Crossing a broad range of styles from indie-folk/blues/Americana to grunge/psychedelia/rock n’ roll, OJR blends a variety of familiar influences (Neil Young; T-Rex; Nirvana; Jack White, to name a few) with his own prolific songwriting ability and ear-catching southern vocal style. The result is a soul-scratching, modern homage to a vintage sound that’s completely unique and delivered with tons of swagger.
 

BIO

Nashville-based Oliver John-Rodgers, a.k.a. OJR, is an ambitiously prolific songwriter, whose throwback sound is equally informed by familiar rock influences like T. Rex, Pink Floyd, and Nirvana, as it is by more folk-tinged, singer-songwriter acts like Ryan Adams and Neil Young. It’s hard to pin down specifically which era of classic, guitar-driven rock the 24-year-old is pulling from most, and perhaps that’s his strongest selling point: His sound is warm and vintage and familiar, without being predictable or derivative. Rather, OJR undeniably possesses his own unique voice, one which emotes both passion and playfulness, via his penchant for colorful lyrics chockfull of humorous, topical references and skillful wordplay.

2016 saw OJR touring in support of more well-known acts like The Wild Feathers and Grace Potter, based on the strength of his self-produced, homemade record Nashville Demos (2015). Its single, “Numb,” a scorching grunge-rocker, enjoyed significant airplay in 2016 on many of America’s lead taste-making indie radio stations—WXPN in Philadelphia, WFUV in New York, and KUTX in Austin, to name just a few—and even managed to catch the attention of NPR, earning OJR the chance to grace the illustrious stage of World Café with David Dye in May. 

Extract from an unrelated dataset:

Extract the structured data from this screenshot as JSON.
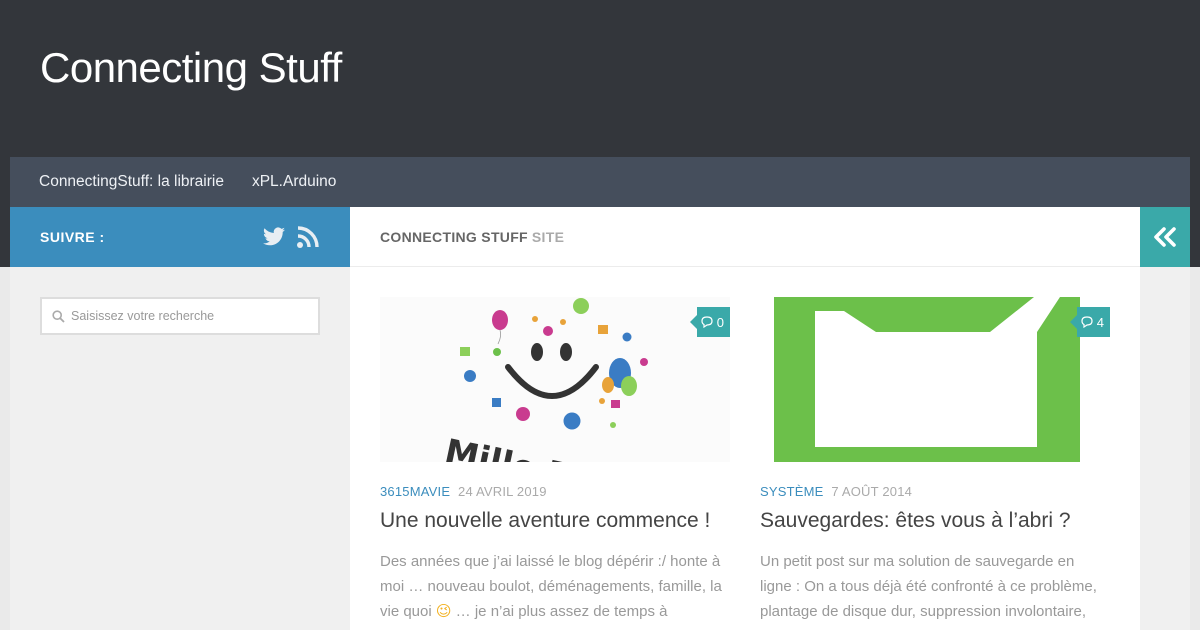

2017 sees OJR following up Nashville Demos with a more professional, polished effort, an EP tracked to tape in Nashville’s acclaimed analog studio Welcome to 1979. Never one to be cornered stylistically, OJR manages to cover an impressive breadth of tones and sounds over these six songs, ranging from classic rhythm & blues (“Görlitzer Girl”) to swaggering country-rock (“Under the Hood”) to the delicate, folk-rock power ballad (“Let You Down.”) Such expansive, widespread efforts could leave any artist seeming unfocused and confusing, but on the contrary OJR’s well-defined, unique voice is the glue that holds the whole thing together.

In addition to writing and performing music, OJR has several years of experience with acting and modeling. He can be seen in Matt Wolf’s award-winning indie film Teenage (available on Netflix), and has been featured in Vogue Italia (Dec. 2014) and The New York Times (March 2017).